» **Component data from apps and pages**
————
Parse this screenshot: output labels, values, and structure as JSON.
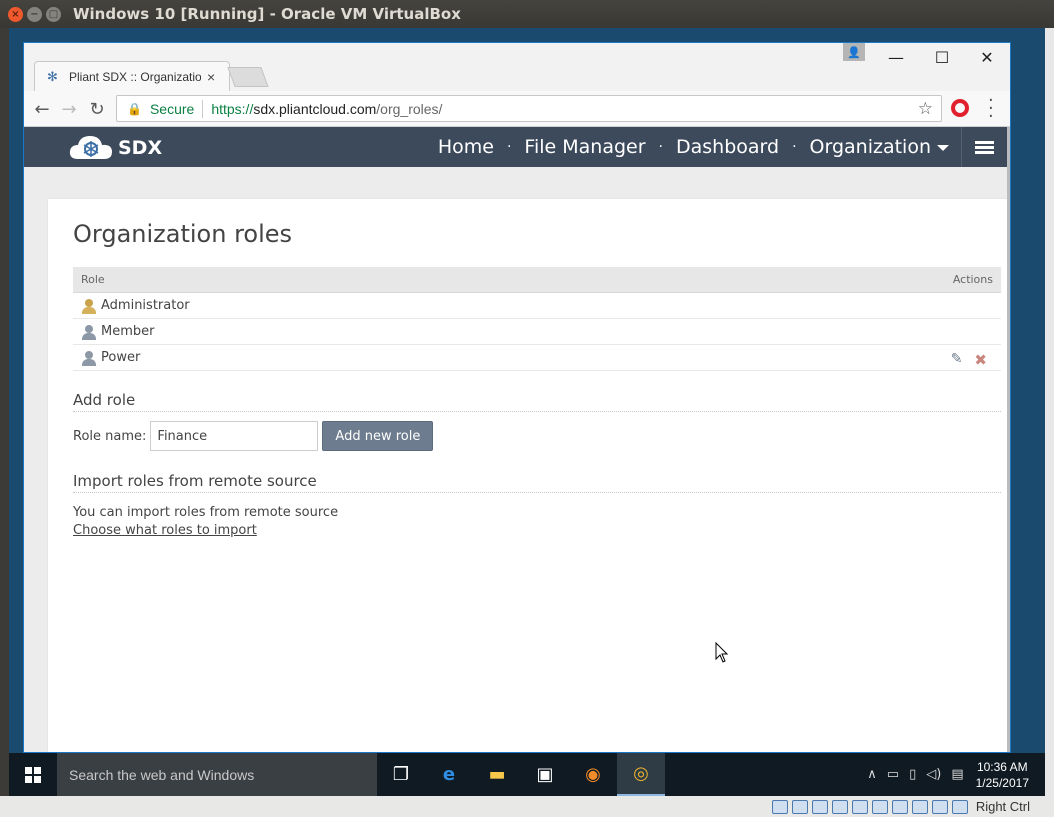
{
  "vbox": {
    "title": "Windows 10 [Running] - Oracle VM VirtualBox",
    "host_key": "Right Ctrl",
    "close": "×",
    "minimize": "−",
    "maximize": "□"
  },
  "chrome": {
    "tab_title": "Pliant SDX :: Organization",
    "tab_close": "×",
    "secure_label": "Secure",
    "url_scheme": "https://",
    "url_host": "sdx.pliantcloud.com",
    "url_path": "/org_roles/",
    "win_min": "—",
    "win_max": "☐",
    "win_close": "✕"
  },
  "site": {
    "brand": "SDX",
    "nav": [
      "Home",
      "File Manager",
      "Dashboard",
      "Organization"
    ],
    "nav_sep": "·"
  },
  "page": {
    "title": "Organization roles",
    "table": {
      "col_role": "Role",
      "col_actions": "Actions",
      "rows": [
        {
          "name": "Administrator",
          "icon": "admin-role-icon",
          "has_actions": false
        },
        {
          "name": "Member",
          "icon": "user-role-icon",
          "has_actions": false
        },
        {
          "name": "Power",
          "icon": "user-role-icon",
          "has_actions": true
        }
      ]
    },
    "add_role": {
      "title": "Add role",
      "label": "Role name:",
      "value": "Finance",
      "button": "Add new role"
    },
    "import": {
      "title": "Import roles from remote source",
      "text": "You can import roles from remote source",
      "link": "Choose what roles to import"
    }
  },
  "taskbar": {
    "search_placeholder": "Search the web and Windows",
    "time": "10:36 AM",
    "date": "1/25/2017"
  }
}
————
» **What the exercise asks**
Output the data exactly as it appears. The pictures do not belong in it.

» **Exercise answer**
Parse this screenshot: output labels, values, and structure as JSON.
{
  "vbox": {
    "title": "Windows 10 [Running] - Oracle VM VirtualBox",
    "host_key": "Right Ctrl",
    "close": "×",
    "minimize": "−",
    "maximize": "□"
  },
  "chrome": {
    "tab_title": "Pliant SDX :: Organization",
    "tab_close": "×",
    "secure_label": "Secure",
    "url_scheme": "https://",
    "url_host": "sdx.pliantcloud.com",
    "url_path": "/org_roles/",
    "win_min": "—",
    "win_max": "☐",
    "win_close": "✕"
  },
  "site": {
    "brand": "SDX",
    "nav": [
      "Home",
      "File Manager",
      "Dashboard",
      "Organization"
    ],
    "nav_sep": "·"
  },
  "page": {
    "title": "Organization roles",
    "table": {
      "col_role": "Role",
      "col_actions": "Actions",
      "rows": [
        {
          "name": "Administrator",
          "icon": "admin-role-icon",
          "has_actions": false
        },
        {
          "name": "Member",
          "icon": "user-role-icon",
          "has_actions": false
        },
        {
          "name": "Power",
          "icon": "user-role-icon",
          "has_actions": true
        }
      ]
    },
    "add_role": {
      "title": "Add role",
      "label": "Role name:",
      "value": "Finance",
      "button": "Add new role"
    },
    "import": {
      "title": "Import roles from remote source",
      "text": "You can import roles from remote source",
      "link": "Choose what roles to import"
    }
  },
  "taskbar": {
    "search_placeholder": "Search the web and Windows",
    "time": "10:36 AM",
    "date": "1/25/2017"
  }
}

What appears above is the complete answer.